Windows and doors: the frames for windows and doors can be made from a variety of geological materials such as aluminium, steel and PVC. Aluminium and the raw materials of steel, iron and carbon, can be mined from the Earth and PVC is a product of petrochemical industry as it is derived from crude oil.
The glass for our windows and doors is made by melting together several minerals at very high temperatures. Silica sand is the main ingredient, it is combined with limestone and sodium carbonate and heated to temperatures of up to 17000C in a furnace. Although these ingredients are all available in Ireland most of the glass we use is imported into the country.
Roof: slate is a metamorphic that was traditionally used in roofing. Local slate quarries include those in Clare, Tipperary, Cork and Kerry however the majority of slate was imported from North Wales. Although still used in restoration work Slate is no longer a commonly used as a roofing material. It has been replaced by materials such as clay tiles, artificial slate and mineral felt.
Plumbing: copper is the main material used in pipework for central heating systems. Brass, an alloy of copper and zinc, is also commonly used as a material for plumbing fittings. Both of these minerals have been mined in Ireland.
Gutters and drains are now made from PVC however older homes may have cast iron pipes and gutters.
Electrics: copper and PVC are the main materials used in the production of electric wiring used in the home. Old light bulbs used to use tungsten in their filament however these bulbs are no longer used due to energy inefficiency.
Interiors: many fittings within the home are made from metals such as aluminium, brass and steel. Plastics are widely used in the home and these are derived from oil. Ceramics commonly used in wall and floor tiles and bathroom fittings are made from clay and minerals such as feldspar and flint. Rock can be used decoratively in the home for example hard wearing granite used in kitchen worktops and marble, a metamorphic rock, used to made fireplaces.

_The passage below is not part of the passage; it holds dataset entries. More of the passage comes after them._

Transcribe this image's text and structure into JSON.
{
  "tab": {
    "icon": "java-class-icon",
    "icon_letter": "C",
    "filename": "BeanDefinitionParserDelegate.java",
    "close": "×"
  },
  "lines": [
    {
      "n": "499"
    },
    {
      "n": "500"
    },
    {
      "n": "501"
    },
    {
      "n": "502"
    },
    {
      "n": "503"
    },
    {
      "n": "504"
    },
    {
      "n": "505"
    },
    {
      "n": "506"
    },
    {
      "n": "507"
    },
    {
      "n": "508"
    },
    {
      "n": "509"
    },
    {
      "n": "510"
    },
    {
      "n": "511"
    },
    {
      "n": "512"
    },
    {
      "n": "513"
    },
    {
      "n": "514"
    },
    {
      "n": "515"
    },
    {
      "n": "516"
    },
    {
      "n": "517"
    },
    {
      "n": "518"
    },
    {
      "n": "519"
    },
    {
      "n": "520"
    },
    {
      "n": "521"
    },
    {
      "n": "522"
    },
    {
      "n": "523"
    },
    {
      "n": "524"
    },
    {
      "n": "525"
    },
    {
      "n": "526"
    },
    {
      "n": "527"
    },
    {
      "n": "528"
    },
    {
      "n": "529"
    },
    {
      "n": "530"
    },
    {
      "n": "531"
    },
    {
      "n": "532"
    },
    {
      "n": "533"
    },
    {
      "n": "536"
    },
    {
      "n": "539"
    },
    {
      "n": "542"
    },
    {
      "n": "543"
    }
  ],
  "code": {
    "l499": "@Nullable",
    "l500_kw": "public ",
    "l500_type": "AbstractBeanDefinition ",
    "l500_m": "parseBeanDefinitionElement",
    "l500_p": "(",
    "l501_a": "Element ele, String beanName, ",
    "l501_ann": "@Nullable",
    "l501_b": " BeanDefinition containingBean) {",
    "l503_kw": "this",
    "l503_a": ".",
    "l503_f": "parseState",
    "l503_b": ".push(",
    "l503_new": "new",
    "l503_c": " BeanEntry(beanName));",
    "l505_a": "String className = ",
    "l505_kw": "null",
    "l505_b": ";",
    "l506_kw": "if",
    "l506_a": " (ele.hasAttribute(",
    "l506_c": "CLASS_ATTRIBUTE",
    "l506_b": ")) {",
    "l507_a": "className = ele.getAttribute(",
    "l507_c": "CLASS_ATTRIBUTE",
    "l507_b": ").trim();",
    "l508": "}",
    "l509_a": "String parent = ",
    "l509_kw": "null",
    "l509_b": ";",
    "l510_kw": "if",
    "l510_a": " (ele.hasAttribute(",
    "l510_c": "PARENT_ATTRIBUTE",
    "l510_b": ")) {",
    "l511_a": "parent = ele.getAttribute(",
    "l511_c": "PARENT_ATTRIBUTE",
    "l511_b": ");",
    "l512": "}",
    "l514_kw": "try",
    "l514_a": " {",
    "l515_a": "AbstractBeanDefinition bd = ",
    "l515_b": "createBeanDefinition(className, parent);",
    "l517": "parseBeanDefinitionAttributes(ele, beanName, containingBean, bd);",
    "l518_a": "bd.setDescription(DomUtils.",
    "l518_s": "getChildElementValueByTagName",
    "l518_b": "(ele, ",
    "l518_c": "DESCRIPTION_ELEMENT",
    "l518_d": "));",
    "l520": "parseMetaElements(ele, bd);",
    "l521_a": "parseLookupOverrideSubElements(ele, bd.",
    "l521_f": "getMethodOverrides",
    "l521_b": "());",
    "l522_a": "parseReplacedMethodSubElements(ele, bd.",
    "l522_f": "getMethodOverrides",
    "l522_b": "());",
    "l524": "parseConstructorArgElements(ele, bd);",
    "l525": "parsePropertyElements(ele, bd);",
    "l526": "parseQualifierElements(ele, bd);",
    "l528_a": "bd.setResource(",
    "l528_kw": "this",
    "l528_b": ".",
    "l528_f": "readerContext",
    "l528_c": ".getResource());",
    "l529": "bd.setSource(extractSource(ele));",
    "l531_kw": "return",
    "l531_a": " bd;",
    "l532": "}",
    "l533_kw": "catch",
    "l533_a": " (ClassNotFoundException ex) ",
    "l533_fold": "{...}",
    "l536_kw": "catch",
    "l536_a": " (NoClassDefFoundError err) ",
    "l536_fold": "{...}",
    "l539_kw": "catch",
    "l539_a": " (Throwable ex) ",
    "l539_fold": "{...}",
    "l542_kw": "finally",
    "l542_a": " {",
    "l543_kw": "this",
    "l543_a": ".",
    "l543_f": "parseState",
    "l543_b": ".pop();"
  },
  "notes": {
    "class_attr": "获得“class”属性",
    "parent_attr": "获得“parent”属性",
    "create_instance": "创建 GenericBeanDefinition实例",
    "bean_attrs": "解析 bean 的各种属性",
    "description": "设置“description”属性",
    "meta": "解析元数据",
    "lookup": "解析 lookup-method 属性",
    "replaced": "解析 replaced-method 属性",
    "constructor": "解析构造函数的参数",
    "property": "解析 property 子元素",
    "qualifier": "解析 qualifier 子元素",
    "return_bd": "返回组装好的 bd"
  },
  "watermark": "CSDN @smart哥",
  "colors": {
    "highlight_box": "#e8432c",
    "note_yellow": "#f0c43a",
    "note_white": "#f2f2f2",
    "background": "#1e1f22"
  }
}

Driveway: can be made from poured concrete, concrete slabs, gravel or asphalt. Asphalt commonly referred to as tarmac is a made by mixing fine grain aggregate with bitumen. Bitumen is a naturally occurring component which is now commonly synthesised from oil.